The DHCP relay acts as an intermediary between the server and clients. All the requests made by client devices are first listened to by the DHCP relay and then forwarded to the server.
Similarly, the responses sent by the server first pass through the relay and then reach the clients. A DHCP relay makes it possible for servers and clients to communicate even when they are on different physical subnets.
6. DHCP Lease
The DHCP lease corresponds to the time duration for which an IP address information is valid for a client. As soon as the lease expires, the client needs to reconnect to the network for getting another valid IP address.
A Quick Overview of How DHCP Works
The working of DHCP is quite simple to understand when observed at a macro level. Here are the activities that take place while the DHCP is in action:
- The client device tries to connect to the network and initiates a request to the DHCP server for getting an IP address. During this, a DHCPDISCOVER message is broadcasted by the client, which lets the server become aware of the client’s IP address lease request.
- After receiving the client’s request, the server automatically selects an available IP address from the pool and sends a lease offer in the form of a DHCP OFFER message to the client.
- After receiving the lease offer, the client responds to the server with a DHCPREQUEST message, accepting the offered IP address.
- Once the server receives the DHCPREQUEST message, it sends back the DHCPACK packet acknowledging that the IP address is assigned successfully. This is the final phase of the DHCP operation and at the end of it, the client has been given access to the network.
Advantages of Using DHCP
Using DHCP has its own share of advantages, the 3 most important among which are enumerated as follows:
1) Automation of IP Address Management - With DHCP, it becomes possible to automate the process of IP address management. Consequently, network admins can save themselves from all the hassle of assigning and managing IP addresses. The automation also makes it much easier to manage networks having a large number of clients with relative ease.

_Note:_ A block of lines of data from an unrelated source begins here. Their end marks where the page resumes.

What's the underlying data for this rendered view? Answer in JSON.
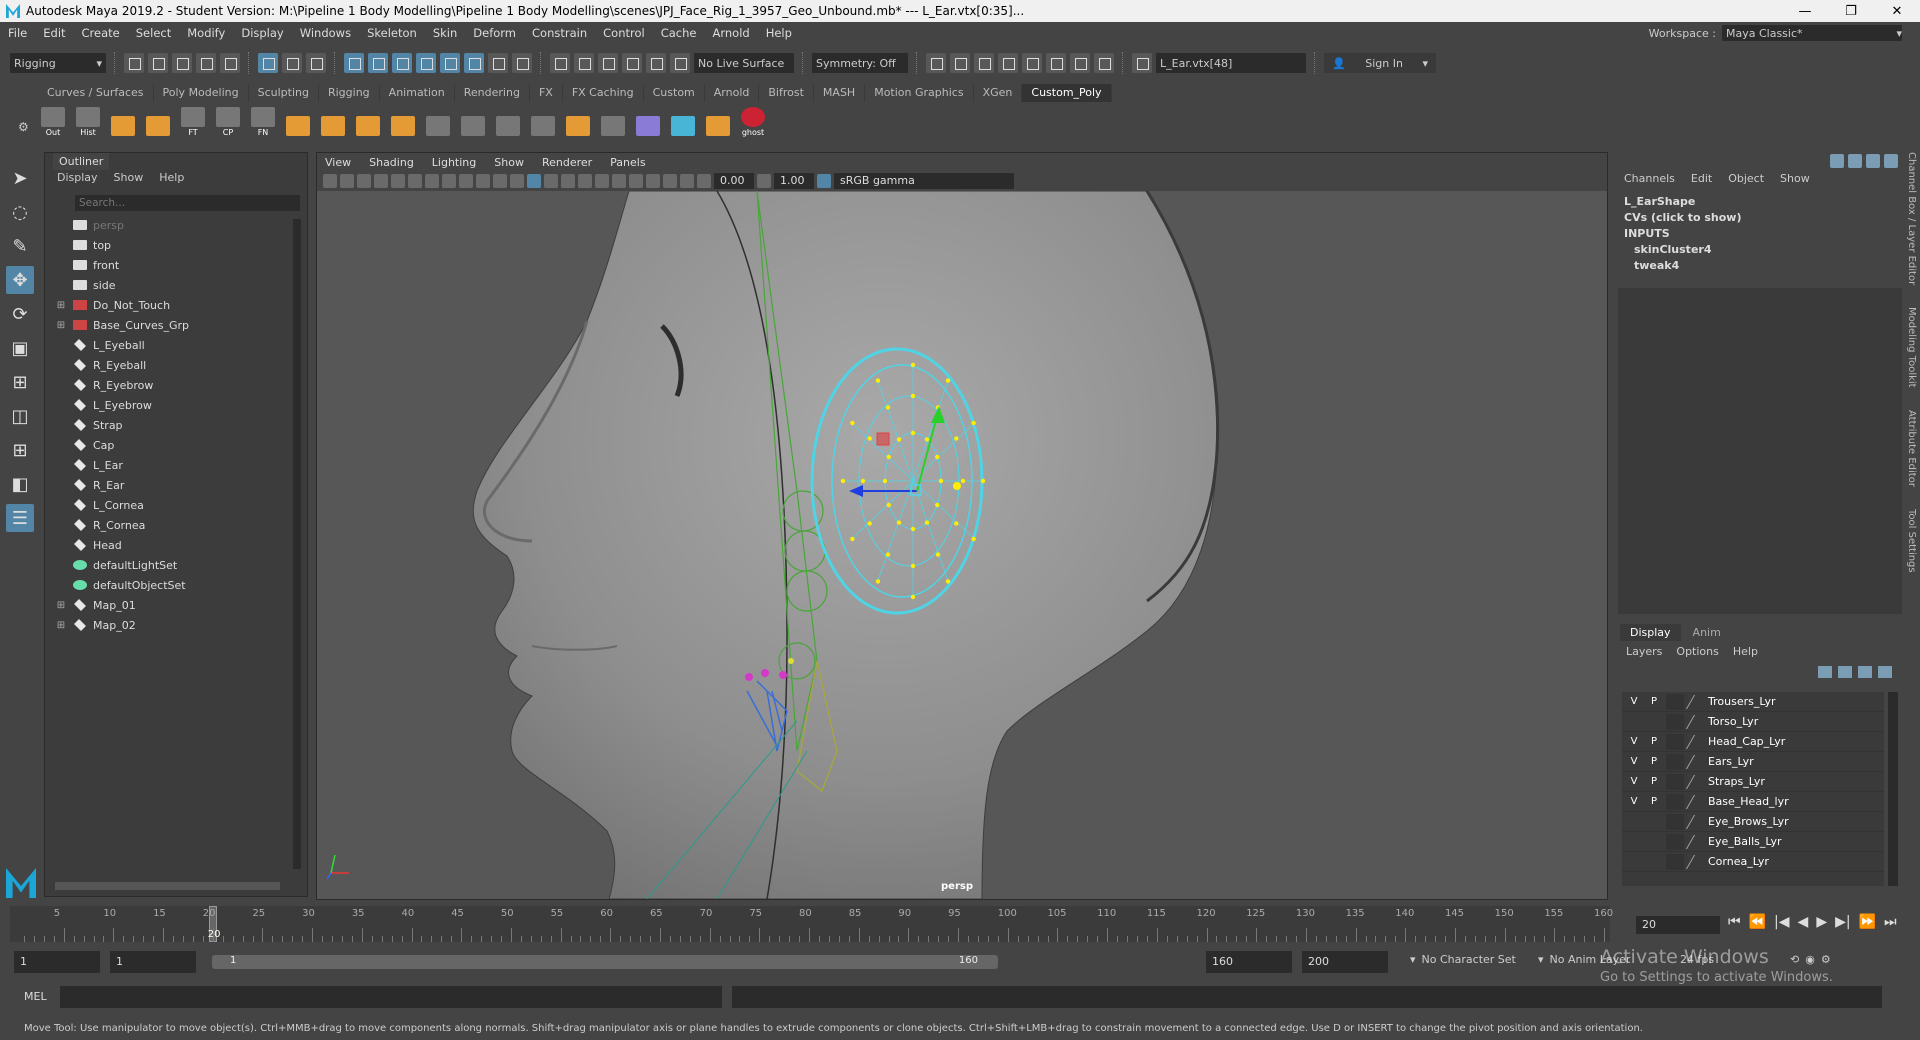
{
  "window": {
    "title": "Autodesk Maya 2019.2 - Student Version: M:\\Pipeline 1 Body Modelling\\Pipeline 1 Body Modelling\\scenes\\JPJ_Face_Rig_1_3957_Geo_Unbound.mb*   ---   L_Ear.vtx[0:35]...",
    "controls": [
      "—",
      "❐",
      "✕"
    ]
  },
  "menubar": {
    "items": [
      "File",
      "Edit",
      "Create",
      "Select",
      "Modify",
      "Display",
      "Windows",
      "Skeleton",
      "Skin",
      "Deform",
      "Constrain",
      "Control",
      "Cache",
      "Arnold",
      "Help"
    ],
    "workspace_label": "Workspace :",
    "workspace_value": "Maya Classic*"
  },
  "statusline": {
    "menuset": "Rigging",
    "live_surface": "No Live Surface",
    "symmetry": "Symmetry: Off",
    "selection_field": "L_Ear.vtx[48]",
    "sign_in": "Sign In"
  },
  "shelf": {
    "tabs": [
      "Curves / Surfaces",
      "Poly Modeling",
      "Sculpting",
      "Rigging",
      "Animation",
      "Rendering",
      "FX",
      "FX Caching",
      "Custom",
      "Arnold",
      "Bifrost",
      "MASH",
      "Motion Graphics",
      "XGen",
      "Custom_Poly"
    ],
    "active_tab": "Custom_Poly",
    "buttons": [
      {
        "label": "Out",
        "icon": "out-icon"
      },
      {
        "label": "Hist",
        "icon": "history-icon"
      },
      {
        "label": "",
        "icon": "grid-icon"
      },
      {
        "label": "",
        "icon": "grid-icon"
      },
      {
        "label": "FT",
        "icon": "freeze-transform-icon"
      },
      {
        "label": "CP",
        "icon": "center-pivot-icon"
      },
      {
        "label": "FN",
        "icon": "normals-icon"
      },
      {
        "label": "",
        "icon": "cube-icon"
      },
      {
        "label": "",
        "icon": "cube-icon"
      },
      {
        "label": "",
        "icon": "cube-icon"
      },
      {
        "label": "",
        "icon": "cube-icon"
      },
      {
        "label": "",
        "icon": "vertex-icon"
      },
      {
        "label": "",
        "icon": "edge-loop-icon"
      },
      {
        "label": "",
        "icon": "knife-icon"
      },
      {
        "label": "",
        "icon": "extrude-icon"
      },
      {
        "label": "",
        "icon": "bridge-icon"
      },
      {
        "label": "",
        "icon": "mirror-icon"
      },
      {
        "label": "",
        "icon": "lattice-icon"
      },
      {
        "label": "",
        "icon": "brush-icon"
      },
      {
        "label": "",
        "icon": "uv-icon"
      },
      {
        "label": "ghost",
        "icon": "ghost-icon"
      }
    ]
  },
  "outliner": {
    "tab": "Outliner",
    "menu": [
      "Display",
      "Show",
      "Help"
    ],
    "search_placeholder": "Search...",
    "items": [
      {
        "name": "persp",
        "type": "cam",
        "expandable": false,
        "dim": true
      },
      {
        "name": "top",
        "type": "cam",
        "expandable": false,
        "dim": false
      },
      {
        "name": "front",
        "type": "cam",
        "expandable": false,
        "dim": false
      },
      {
        "name": "side",
        "type": "cam",
        "expandable": false,
        "dim": false
      },
      {
        "name": "Do_Not_Touch",
        "type": "grp",
        "expandable": true,
        "dim": false
      },
      {
        "name": "Base_Curves_Grp",
        "type": "grp",
        "expandable": true,
        "dim": false
      },
      {
        "name": "L_Eyeball",
        "type": "mesh",
        "expandable": false,
        "dim": false
      },
      {
        "name": "R_Eyeball",
        "type": "mesh",
        "expandable": false,
        "dim": false
      },
      {
        "name": "R_Eyebrow",
        "type": "mesh",
        "expandable": false,
        "dim": false
      },
      {
        "name": "L_Eyebrow",
        "type": "mesh",
        "expandable": false,
        "dim": false
      },
      {
        "name": "Strap",
        "type": "mesh",
        "expandable": false,
        "dim": false
      },
      {
        "name": "Cap",
        "type": "mesh",
        "expandable": false,
        "dim": false
      },
      {
        "name": "L_Ear",
        "type": "mesh",
        "expandable": false,
        "dim": false
      },
      {
        "name": "R_Ear",
        "type": "mesh",
        "expandable": false,
        "dim": false
      },
      {
        "name": "L_Cornea",
        "type": "mesh",
        "expandable": false,
        "dim": false
      },
      {
        "name": "R_Cornea",
        "type": "mesh",
        "expandable": false,
        "dim": false
      },
      {
        "name": "Head",
        "type": "mesh",
        "expandable": false,
        "dim": false
      },
      {
        "name": "defaultLightSet",
        "type": "set",
        "expandable": false,
        "dim": false
      },
      {
        "name": "defaultObjectSet",
        "type": "set",
        "expandable": false,
        "dim": false
      },
      {
        "name": "Map_01",
        "type": "grp2",
        "expandable": true,
        "dim": false
      },
      {
        "name": "Map_02",
        "type": "grp2",
        "expandable": true,
        "dim": false
      }
    ]
  },
  "viewport": {
    "menu": [
      "View",
      "Shading",
      "Lighting",
      "Show",
      "Renderer",
      "Panels"
    ],
    "exposure": "0.00",
    "gamma": "1.00",
    "color_space": "sRGB gamma",
    "camera_label": "persp"
  },
  "channelbox": {
    "menu": [
      "Channels",
      "Edit",
      "Object",
      "Show"
    ],
    "shape": "L_EarShape",
    "cvs": "CVs (click to show)",
    "inputs_label": "INPUTS",
    "inputs": [
      "skinCluster4",
      "tweak4"
    ]
  },
  "side_tabs": [
    "Channel Box / Layer Editor",
    "Modeling Toolkit",
    "Attribute Editor",
    "Tool Settings"
  ],
  "layer_editor": {
    "tabs": [
      "Display",
      "Anim"
    ],
    "active_tab": "Display",
    "menu": [
      "Layers",
      "Options",
      "Help"
    ],
    "layers": [
      {
        "name": "Trousers_Lyr",
        "v": "V",
        "p": "P"
      },
      {
        "name": "Torso_Lyr",
        "v": "",
        "p": ""
      },
      {
        "name": "Head_Cap_Lyr",
        "v": "V",
        "p": "P"
      },
      {
        "name": "Ears_Lyr",
        "v": "V",
        "p": "P"
      },
      {
        "name": "Straps_Lyr",
        "v": "V",
        "p": "P"
      },
      {
        "name": "Base_Head_lyr",
        "v": "V",
        "p": "P"
      },
      {
        "name": "Eye_Brows_Lyr",
        "v": "",
        "p": ""
      },
      {
        "name": "Eye_Balls_Lyr",
        "v": "",
        "p": ""
      },
      {
        "name": "Cornea_Lyr",
        "v": "",
        "p": ""
      }
    ]
  },
  "timeslider": {
    "ticks": [
      "5",
      "10",
      "15",
      "20",
      "25",
      "30",
      "35",
      "40",
      "45",
      "50",
      "55",
      "60",
      "65",
      "70",
      "75",
      "80",
      "85",
      "90",
      "95",
      "100",
      "105",
      "110",
      "115",
      "120",
      "125",
      "130",
      "135",
      "140",
      "145",
      "150",
      "155",
      "160"
    ],
    "current_frame": "20",
    "current_frame_field": "20",
    "play_controls": [
      "⏮",
      "⏪",
      "|◀",
      "◀",
      "▶",
      "▶|",
      "⏩",
      "⏭"
    ]
  },
  "rangebar": {
    "start": "1",
    "playback_start": "1",
    "slider_left": "1",
    "slider_right": "160",
    "playback_end": "160",
    "end": "200",
    "character_set": "No Character Set",
    "anim_layer": "No Anim Layer",
    "fps": "24 fps"
  },
  "command_line": {
    "label": "MEL"
  },
  "helpline": "Move Tool: Use manipulator to move object(s). Ctrl+MMB+drag to move components along normals. Shift+drag manipulator axis or plane handles to extrude components or clone objects. Ctrl+Shift+LMB+drag to constrain movement to a connected edge. Use D or INSERT to change the pivot position and axis orientation.",
  "watermark": {
    "line1": "Activate Windows",
    "line2": "Go to Settings to activate Windows."
  },
  "colors": {
    "accent": "#5285a6",
    "ui_bg": "#444444",
    "field_bg": "#2b2b2b",
    "wire_selected": "#4fd4e6",
    "vertex": "#ffff00",
    "joint_green": "#4aa53a"
  }
}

2) Higher Accuracy and Reduced Conflicts - Usually, when IP addresses are assigned manually, typographical errors become likely to happen. Also, troubleshooting these errors is quite challenging and frustrating. However, with DHCP, typographical errors become non-existent as it always ensures that a valid IP address is assigned to each client. Besides, DHCP also eliminates the occurrence of IP address conflicts by confirming the availability of an IP address before assigning it. In other words, DHCP ensures that an IP address is assigned only to a single user at a given time.
3) A Smooth and Hassle-Free Network Administration - One of the biggest advantages of DHCP is its ability to simplify network administration. Apart from making the everyday life of a network administrator easier, DHCP also makes it possible to change addresses or endpoints efficiently.
Limitations of DHCP
Like any other networking concept, DHCP also has its own fair share of disadvantages or limitations. Understanding the same is important to building a comprehensive understanding of the Dynamic Host Configuration Protocol. So, here they are:
1) Unfeasible Internet Activity Tracing - DHCP can assign multiple IP addresses to a client device over a period of time, which makes it difficult to trace the overall internet activity of that particular device.
2) Hard to Establish Servers - Computers that use DHCP cannot act as servers because their IP addresses are not static and will change over time.
3) Lacks Proper Authentication - Generally, DHCP does not have any authentication protocol or mechanism in place for the client devices joining the network. Thus, any client can connect with the network and this increases the overall security risks.
On a Final Note
That sums up this write-up about the Dynamic Host Configuration Protocol or DHCP. In essence, it is an efficient network management protocol with a simplistic mechanism. Just like other network management protocols, DHCP has a distinct set of advantages and limitations.
So, now that you are aware of the various aspects of DHCP you will be confident in deciding whether to use it or leave it.
What do you think about DHCP? Let us know via the dedicated comments section below.